Inspired by the learnings of First Nations culture, the students implemented steps to the sea, and an Innovation Centre including an evocative underground ‘sun room’.
From the students: “We celebrated the Northern Broadwalk as it was used historically – as a gathering place for people, cultures and ideas. We designed a concept inspiring visitors to deepen their knowledge and connection to the land. “We responded through four concepts: The Warrane Walk, Steps to the Sea, Creative Campus and the Sun Room.
“The Warrane Walk links the Opera house site to adjacent coastal walks, telling the story of the original Sydneysiders. The Steps to the Sea brings visitors literally closer to the natural elements, the ocean, the sun and the breeze. The Creative Campus connects exterior to interior, expressing honest materiality and lighting as Utzon would. The underground Sun Room brings an awareness of time, as the sun’s shadow travels across the room through a skylight sun-dial.”
- Cuong Van Tran, architecture student
2019: The Foyers: A Vertical Journey
Brief: Enhance, enrich and enliven the visitor’s vertical ascent from the city to the Northern Foyers.
Students used the vertical ascent to guide visitors intuitively, opening up the space between shells and relocating the North Foyer Bars to free up the best views in town.
From the students: “Inspired by Utzon’s intention, the site’s history and the public Forecourt, We created an ‘outdoor foyer’ by opening up the space between the shells to all patrons.
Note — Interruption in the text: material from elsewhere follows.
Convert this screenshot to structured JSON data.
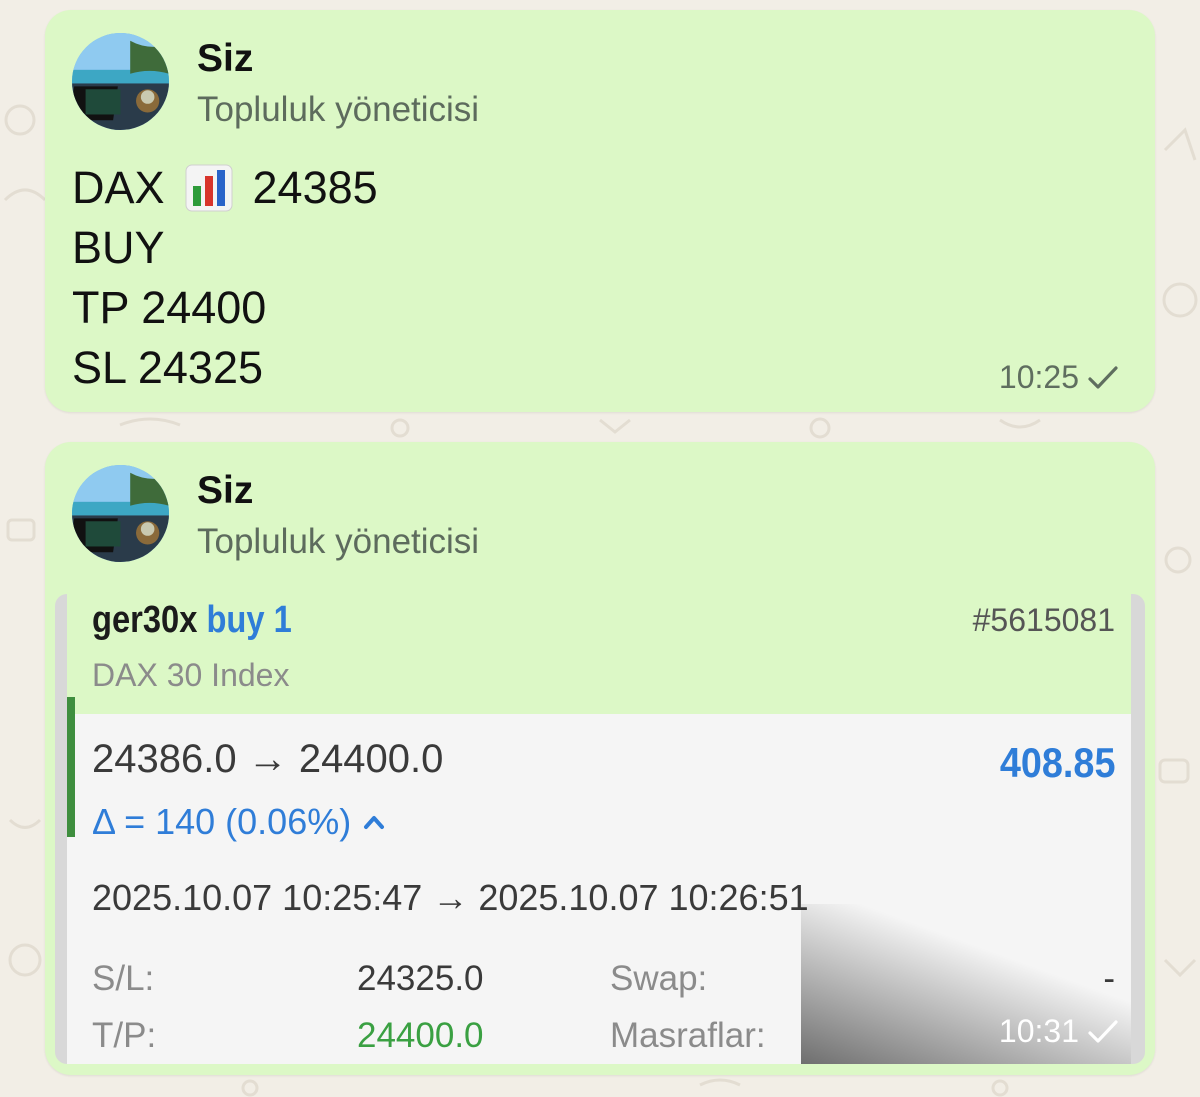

This would allow visitors to circumnavigate the shells and fully experience the building.”
- Stefan Ekelund Perriard, industrial design student